* Material for this exercise:
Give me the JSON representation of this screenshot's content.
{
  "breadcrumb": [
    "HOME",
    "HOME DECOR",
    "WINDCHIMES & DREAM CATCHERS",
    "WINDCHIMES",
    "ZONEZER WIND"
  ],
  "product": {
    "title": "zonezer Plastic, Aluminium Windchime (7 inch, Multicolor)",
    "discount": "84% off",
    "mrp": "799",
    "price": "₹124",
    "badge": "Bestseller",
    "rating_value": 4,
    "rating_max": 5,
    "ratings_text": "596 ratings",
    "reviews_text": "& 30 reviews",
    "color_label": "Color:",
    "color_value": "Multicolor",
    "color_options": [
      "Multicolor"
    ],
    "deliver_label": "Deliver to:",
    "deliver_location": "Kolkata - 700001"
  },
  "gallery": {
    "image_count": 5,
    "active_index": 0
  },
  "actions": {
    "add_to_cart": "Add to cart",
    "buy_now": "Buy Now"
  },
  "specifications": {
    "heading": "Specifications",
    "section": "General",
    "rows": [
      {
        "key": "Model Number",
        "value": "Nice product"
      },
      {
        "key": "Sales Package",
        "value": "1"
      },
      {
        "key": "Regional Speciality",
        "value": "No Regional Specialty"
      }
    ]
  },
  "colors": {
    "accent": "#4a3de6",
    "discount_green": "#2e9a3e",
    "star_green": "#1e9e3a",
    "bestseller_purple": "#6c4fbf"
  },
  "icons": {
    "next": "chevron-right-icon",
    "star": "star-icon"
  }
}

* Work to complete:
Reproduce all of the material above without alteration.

* Task solution:
Give me the JSON representation of this screenshot's content.
{
  "breadcrumb": [
    "HOME",
    "HOME DECOR",
    "WINDCHIMES & DREAM CATCHERS",
    "WINDCHIMES",
    "ZONEZER WIND"
  ],
  "product": {
    "title": "zonezer Plastic, Aluminium Windchime (7 inch, Multicolor)",
    "discount": "84% off",
    "mrp": "799",
    "price": "₹124",
    "badge": "Bestseller",
    "rating_value": 4,
    "rating_max": 5,
    "ratings_text": "596 ratings",
    "reviews_text": "& 30 reviews",
    "color_label": "Color:",
    "color_value": "Multicolor",
    "color_options": [
      "Multicolor"
    ],
    "deliver_label": "Deliver to:",
    "deliver_location": "Kolkata - 700001"
  },
  "gallery": {
    "image_count": 5,
    "active_index": 0
  },
  "actions": {
    "add_to_cart": "Add to cart",
    "buy_now": "Buy Now"
  },
  "specifications": {
    "heading": "Specifications",
    "section": "General",
    "rows": [
      {
        "key": "Model Number",
        "value": "Nice product"
      },
      {
        "key": "Sales Package",
        "value": "1"
      },
      {
        "key": "Regional Speciality",
        "value": "No Regional Specialty"
      }
    ]
  },
  "colors": {
    "accent": "#4a3de6",
    "discount_green": "#2e9a3e",
    "star_green": "#1e9e3a",
    "bestseller_purple": "#6c4fbf"
  },
  "icons": {
    "next": "chevron-right-icon",
    "star": "star-icon"
  }
}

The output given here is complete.